◆ Your goal
The result should be every line that contains the word "meta", taken from the material.

####

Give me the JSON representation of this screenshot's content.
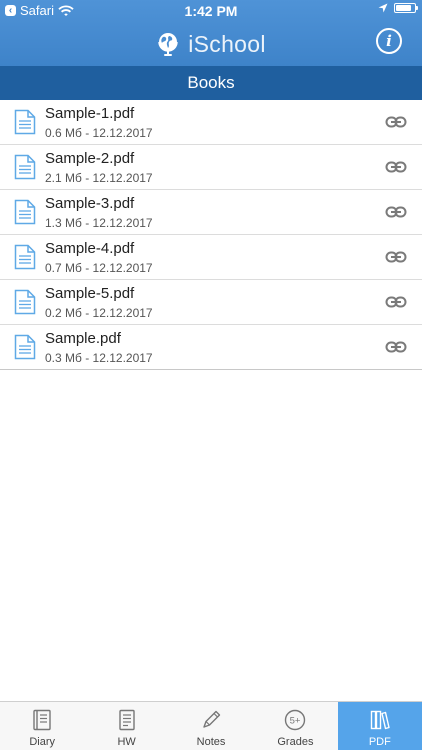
{
  "status_bar": {
    "back_app": "Safari",
    "time": "1:42 PM",
    "battery_level": 0.85
  },
  "header": {
    "app_name": "iSchool",
    "info_label": "i"
  },
  "section": {
    "title": "Books"
  },
  "files": [
    {
      "name": "Sample-1.pdf",
      "meta": "0.6 Мб - 12.12.2017"
    },
    {
      "name": "Sample-2.pdf",
      "meta": "2.1 Мб - 12.12.2017"
    },
    {
      "name": "Sample-3.pdf",
      "meta": "1.3 Мб - 12.12.2017"
    },
    {
      "name": "Sample-4.pdf",
      "meta": "0.7 Мб - 12.12.2017"
    },
    {
      "name": "Sample-5.pdf",
      "meta": "0.2 Мб - 12.12.2017"
    },
    {
      "name": "Sample.pdf",
      "meta": "0.3 Мб - 12.12.2017"
    }
  ],
  "tabs": [
    {
      "label": "Diary",
      "icon": "diary-icon"
    },
    {
      "label": "HW",
      "icon": "homework-icon"
    },
    {
      "label": "Notes",
      "icon": "pencil-icon"
    },
    {
      "label": "Grades",
      "icon": "grades-icon",
      "badge": "5+"
    },
    {
      "label": "PDF",
      "icon": "books-icon",
      "active": true
    }
  ],
  "colors": {
    "header": "#4a8ed2",
    "section_bar": "#1f5f9f",
    "active_tab": "#55a4ea",
    "file_icon": "#5fa9e6"
  }
}
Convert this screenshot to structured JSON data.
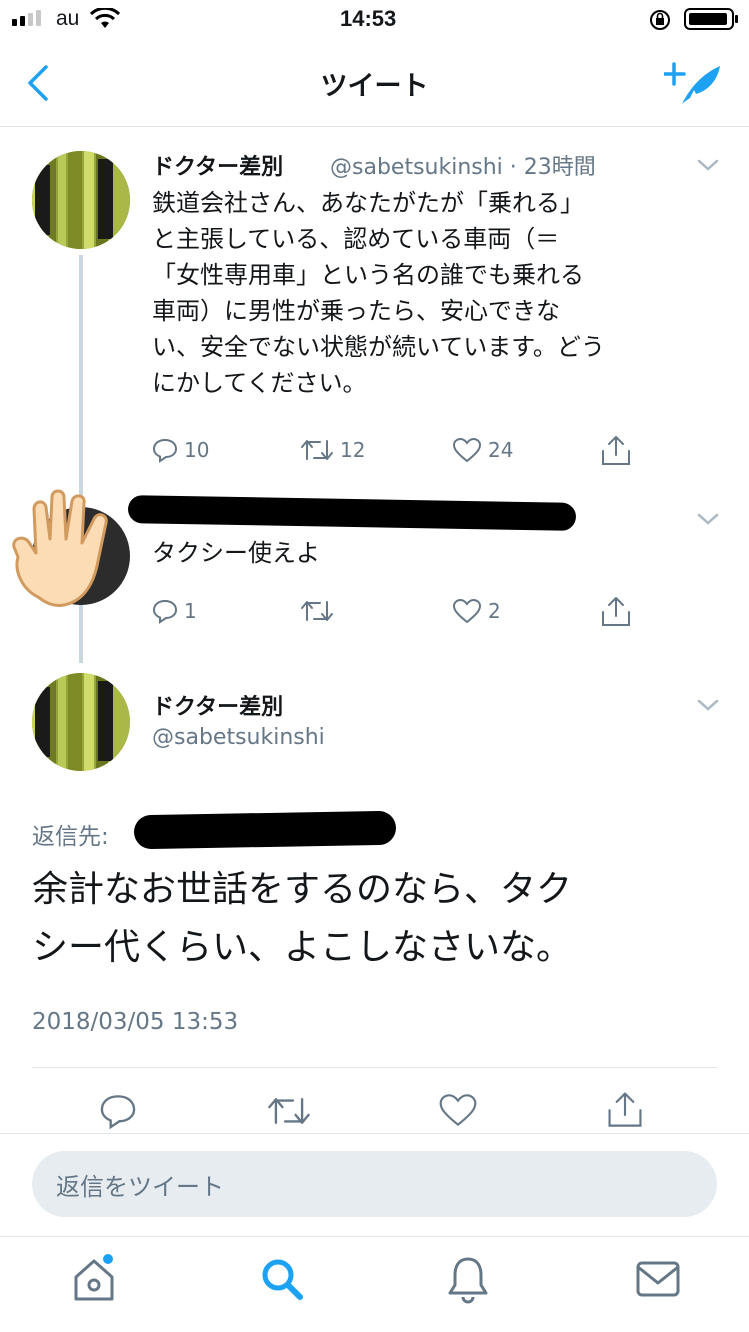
{
  "status_bar": {
    "carrier": "au",
    "time": "14:53"
  },
  "nav": {
    "title": "ツイート"
  },
  "tweet1": {
    "name": "ドクター差別",
    "handle_time": "@sabetsukinshi · 23時間",
    "body_lines": [
      "鉄道会社さん、あなたがたが「乗れる」",
      "と主張している、認めている車両（＝",
      "「女性専用車」という名の誰でも乗れる",
      "車両）に男性が乗ったら、安心できな",
      "い、安全でない状態が続いています。どう",
      "にかしてください。"
    ],
    "reply_count": "10",
    "retweet_count": "12",
    "like_count": "24"
  },
  "tweet2": {
    "body": "タクシー使えよ",
    "reply_count": "1",
    "like_count": "2"
  },
  "main_tweet": {
    "name": "ドクター差別",
    "handle": "@sabetsukinshi",
    "reply_to_label": "返信先:",
    "body_lines": [
      "余計なお世話をするのなら、タク",
      "シー代くらい、よこしなさいな。"
    ],
    "timestamp": "2018/03/05 13:53"
  },
  "reply_input": {
    "placeholder": "返信をツイート"
  },
  "tab_bar": {
    "items": [
      "home",
      "search",
      "notifications",
      "messages"
    ]
  },
  "colors": {
    "accent": "#1da1f2",
    "muted": "#657786",
    "border": "#e1e8ed"
  }
}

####

◆ Task answer
      "meta": "0.6 Мб - 12.12.2017"
      "meta": "2.1 Мб - 12.12.2017"
      "meta": "1.3 Мб - 12.12.2017"
      "meta": "0.7 Мб - 12.12.2017"
      "meta": "0.2 Мб - 12.12.2017"
      "meta": "0.3 Мб - 12.12.2017"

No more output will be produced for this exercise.